My guide will help you discover how to use hope with other verbs in different tenses. I’ll teach you how you can express your hope for the present, past, and future.
As a verb, hope means to desire something good or positive in the future. It can be synonymous with wish. However, wish is used to desire something impossible, whereas hope indicates possibility. Here are some examples of sentences with hope.
- I hope you win this tournament.
- Eleanor hopes they meet again.
Hoping for the Present
We often use hope in the present tense with another verb, usually a stative verb, in the simple present tense. For example:
- I hope it’s okay with you.
In this sentence, hope is in the simple present tense. It’s paired with the be-verb is, which is also in simple present form.

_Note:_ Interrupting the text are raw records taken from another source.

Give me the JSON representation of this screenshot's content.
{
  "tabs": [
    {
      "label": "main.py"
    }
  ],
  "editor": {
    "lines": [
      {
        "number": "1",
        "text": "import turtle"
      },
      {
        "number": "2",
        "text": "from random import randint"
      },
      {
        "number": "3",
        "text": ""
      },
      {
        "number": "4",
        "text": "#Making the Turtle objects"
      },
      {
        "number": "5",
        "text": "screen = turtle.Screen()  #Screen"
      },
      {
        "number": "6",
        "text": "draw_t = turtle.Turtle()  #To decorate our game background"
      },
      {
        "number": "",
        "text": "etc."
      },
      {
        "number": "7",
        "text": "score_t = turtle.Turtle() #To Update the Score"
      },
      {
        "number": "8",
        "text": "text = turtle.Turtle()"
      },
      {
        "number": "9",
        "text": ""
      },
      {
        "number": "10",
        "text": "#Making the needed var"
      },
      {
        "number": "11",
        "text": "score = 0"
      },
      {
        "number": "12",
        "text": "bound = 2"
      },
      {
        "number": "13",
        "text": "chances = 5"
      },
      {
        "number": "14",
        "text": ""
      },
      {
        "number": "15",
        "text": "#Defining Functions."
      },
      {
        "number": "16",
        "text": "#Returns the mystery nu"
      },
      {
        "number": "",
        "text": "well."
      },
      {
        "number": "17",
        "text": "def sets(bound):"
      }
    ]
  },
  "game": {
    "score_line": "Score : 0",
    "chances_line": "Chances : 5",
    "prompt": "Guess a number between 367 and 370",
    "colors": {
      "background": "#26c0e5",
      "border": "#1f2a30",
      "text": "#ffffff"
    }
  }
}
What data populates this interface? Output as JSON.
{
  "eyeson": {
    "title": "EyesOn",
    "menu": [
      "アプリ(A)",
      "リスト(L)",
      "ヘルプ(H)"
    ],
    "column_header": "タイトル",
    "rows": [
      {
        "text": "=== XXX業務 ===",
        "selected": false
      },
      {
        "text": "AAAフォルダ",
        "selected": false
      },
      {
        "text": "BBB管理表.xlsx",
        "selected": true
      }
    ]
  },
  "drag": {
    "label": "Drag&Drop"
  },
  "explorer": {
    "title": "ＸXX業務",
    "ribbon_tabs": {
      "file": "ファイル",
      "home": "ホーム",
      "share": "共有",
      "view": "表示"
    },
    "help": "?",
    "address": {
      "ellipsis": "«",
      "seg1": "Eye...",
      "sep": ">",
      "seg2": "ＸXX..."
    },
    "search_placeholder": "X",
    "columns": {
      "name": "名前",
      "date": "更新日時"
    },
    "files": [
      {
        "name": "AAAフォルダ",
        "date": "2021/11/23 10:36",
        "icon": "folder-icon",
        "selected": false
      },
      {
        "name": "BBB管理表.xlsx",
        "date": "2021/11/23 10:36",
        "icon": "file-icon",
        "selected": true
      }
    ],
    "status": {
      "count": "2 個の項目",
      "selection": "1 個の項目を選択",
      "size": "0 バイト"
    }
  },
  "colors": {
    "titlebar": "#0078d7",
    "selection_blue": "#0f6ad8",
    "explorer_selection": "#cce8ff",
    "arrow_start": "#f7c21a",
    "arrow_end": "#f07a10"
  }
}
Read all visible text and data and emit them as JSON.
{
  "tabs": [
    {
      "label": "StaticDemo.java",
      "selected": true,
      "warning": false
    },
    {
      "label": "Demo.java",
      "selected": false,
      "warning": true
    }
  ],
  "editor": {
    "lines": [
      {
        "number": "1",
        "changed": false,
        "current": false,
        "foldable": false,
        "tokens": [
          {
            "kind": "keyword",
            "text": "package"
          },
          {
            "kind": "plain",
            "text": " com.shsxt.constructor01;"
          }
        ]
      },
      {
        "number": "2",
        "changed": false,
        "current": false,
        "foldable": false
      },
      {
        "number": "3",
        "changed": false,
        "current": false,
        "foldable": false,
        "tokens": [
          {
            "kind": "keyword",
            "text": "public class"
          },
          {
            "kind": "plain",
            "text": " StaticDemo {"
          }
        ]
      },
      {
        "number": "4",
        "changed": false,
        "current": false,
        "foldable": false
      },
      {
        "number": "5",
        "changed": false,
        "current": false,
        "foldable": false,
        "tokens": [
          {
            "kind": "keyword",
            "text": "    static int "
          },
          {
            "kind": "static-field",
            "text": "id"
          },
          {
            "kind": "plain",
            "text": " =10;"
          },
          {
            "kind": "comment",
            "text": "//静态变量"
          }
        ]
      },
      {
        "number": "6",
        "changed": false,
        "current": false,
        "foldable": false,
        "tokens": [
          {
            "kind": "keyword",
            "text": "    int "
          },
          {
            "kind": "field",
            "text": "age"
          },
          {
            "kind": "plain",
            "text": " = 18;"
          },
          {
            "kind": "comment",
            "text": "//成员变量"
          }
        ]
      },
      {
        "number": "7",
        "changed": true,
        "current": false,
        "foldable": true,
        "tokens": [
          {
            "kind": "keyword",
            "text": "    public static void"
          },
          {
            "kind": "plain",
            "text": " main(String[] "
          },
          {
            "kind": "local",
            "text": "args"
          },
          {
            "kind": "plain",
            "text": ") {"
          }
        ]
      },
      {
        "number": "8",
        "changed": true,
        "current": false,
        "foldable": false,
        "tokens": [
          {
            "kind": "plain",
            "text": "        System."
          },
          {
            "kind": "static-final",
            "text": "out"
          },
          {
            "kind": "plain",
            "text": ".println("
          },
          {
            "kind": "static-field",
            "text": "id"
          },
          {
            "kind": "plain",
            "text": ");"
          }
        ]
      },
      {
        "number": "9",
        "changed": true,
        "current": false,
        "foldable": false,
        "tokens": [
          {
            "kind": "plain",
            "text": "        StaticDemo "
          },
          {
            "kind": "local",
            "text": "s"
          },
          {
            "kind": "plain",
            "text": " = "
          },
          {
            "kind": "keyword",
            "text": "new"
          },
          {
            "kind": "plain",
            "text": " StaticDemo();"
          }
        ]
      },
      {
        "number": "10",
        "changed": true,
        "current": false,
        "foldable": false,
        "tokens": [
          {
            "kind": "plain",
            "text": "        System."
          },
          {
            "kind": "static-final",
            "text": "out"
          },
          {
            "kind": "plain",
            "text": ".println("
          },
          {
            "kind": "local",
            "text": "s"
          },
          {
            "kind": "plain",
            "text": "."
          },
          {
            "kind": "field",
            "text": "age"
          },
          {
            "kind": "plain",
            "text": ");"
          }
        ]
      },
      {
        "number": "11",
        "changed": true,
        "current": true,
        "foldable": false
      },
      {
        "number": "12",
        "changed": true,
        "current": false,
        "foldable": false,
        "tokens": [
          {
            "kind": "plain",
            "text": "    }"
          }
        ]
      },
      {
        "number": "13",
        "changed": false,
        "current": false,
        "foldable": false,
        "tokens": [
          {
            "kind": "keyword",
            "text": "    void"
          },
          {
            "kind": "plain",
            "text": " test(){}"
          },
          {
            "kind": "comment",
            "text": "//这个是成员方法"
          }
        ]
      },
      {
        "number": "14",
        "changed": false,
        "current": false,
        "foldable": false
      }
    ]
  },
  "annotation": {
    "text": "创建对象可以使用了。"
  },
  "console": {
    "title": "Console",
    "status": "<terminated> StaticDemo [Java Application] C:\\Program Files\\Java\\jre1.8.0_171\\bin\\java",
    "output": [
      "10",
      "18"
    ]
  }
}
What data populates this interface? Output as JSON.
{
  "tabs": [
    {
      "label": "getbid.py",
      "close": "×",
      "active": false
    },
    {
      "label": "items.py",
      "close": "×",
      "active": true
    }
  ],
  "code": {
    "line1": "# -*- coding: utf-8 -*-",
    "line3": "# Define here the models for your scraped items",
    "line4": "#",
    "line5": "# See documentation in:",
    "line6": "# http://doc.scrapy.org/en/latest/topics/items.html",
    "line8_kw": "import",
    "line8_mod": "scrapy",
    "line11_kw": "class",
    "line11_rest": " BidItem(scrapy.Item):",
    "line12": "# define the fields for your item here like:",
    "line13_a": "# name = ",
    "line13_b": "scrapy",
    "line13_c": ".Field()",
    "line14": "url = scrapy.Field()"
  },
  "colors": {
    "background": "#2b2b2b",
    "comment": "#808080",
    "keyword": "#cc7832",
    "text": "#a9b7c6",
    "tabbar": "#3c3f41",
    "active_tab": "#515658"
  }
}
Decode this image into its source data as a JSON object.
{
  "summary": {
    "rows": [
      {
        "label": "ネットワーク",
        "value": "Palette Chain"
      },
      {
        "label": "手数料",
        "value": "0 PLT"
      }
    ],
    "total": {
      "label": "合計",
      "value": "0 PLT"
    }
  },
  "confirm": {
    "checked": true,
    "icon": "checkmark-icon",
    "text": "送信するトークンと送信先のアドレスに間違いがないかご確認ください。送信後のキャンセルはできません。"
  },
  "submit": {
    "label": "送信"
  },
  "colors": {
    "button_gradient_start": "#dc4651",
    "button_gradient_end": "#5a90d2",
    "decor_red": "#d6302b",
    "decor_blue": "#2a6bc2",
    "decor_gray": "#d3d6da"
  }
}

Here are other examples.
- I hope that you’re having a great time.
- Ani hopes we’re not mad at her.
Hoping for the Future
If you are making future hopes, use the simple present hope with the simple future tense. You can also use it with the simple present tense, which is more common in the English language. For example:
- I hope we’ll see each other again.
- I hope we see each other again.
In the first sentence, the simple future form will see is used to indicate the act of seeing each other in the future. But the simple present form see is more common.
Below are more examples I made.
- I hope they will reconcile soon.
- My classmates hope the teacher cancels the test tomorrow.
- Tiffany hopes they will see the movie next week.
Hoping for the Past
Use hope in the past tense when the act of hoping was done before the present. But when you are currently hoping for something that happened in the past, use it with the past tense. Consider this example:
- I hope Mila got the scholarship.
This sentence implies that the scholarship results are out. But the speaker doesn’t know if Mila got it or not.
Another example is when you apply for a job but don’t know if you got hired or not. We still use hope in the present tense since it is something you hope for now. But because you’re thinking of the past, you say, “I hope I got hired for the position.”
You can even use the present perfect tense instead of the past tense if something affects the present.
Here are more hope examples I’d use with present perfect and past tense verbs.
- I hope you haven’t got lost.
- I hope Joannah got her dream car.
- I hope you found your wallet.
Hoping for the Future in the Past
Suppose someone hoped her friend would get a new job in the past. If they are saying this in the present, it’s essential to use would. That means we don’t know if her friend, in fact, got a new job. For example:
- I always hoped she would get a new job.
Here’s another example.
- I went to London, and I hoped that I would be able to find the perfect dress.
In Hopes of
In hopes of means with the aim of. For example:
- I went to the game in hopes of seeing Jeremy.
Learn the Basics of Hope
Now you know how to properly use hope in grammatically correct sentences. Follow these guidelines:
- Use hope with the future or present tense for future hopes.
- Use hope with the present or present continuous tense for present hopes.
- Use hope with the past or past perfect tense for past hopes.
I hope this guide helps you differentiate between the uses of hope. Remember that hope expresses desires that are possible.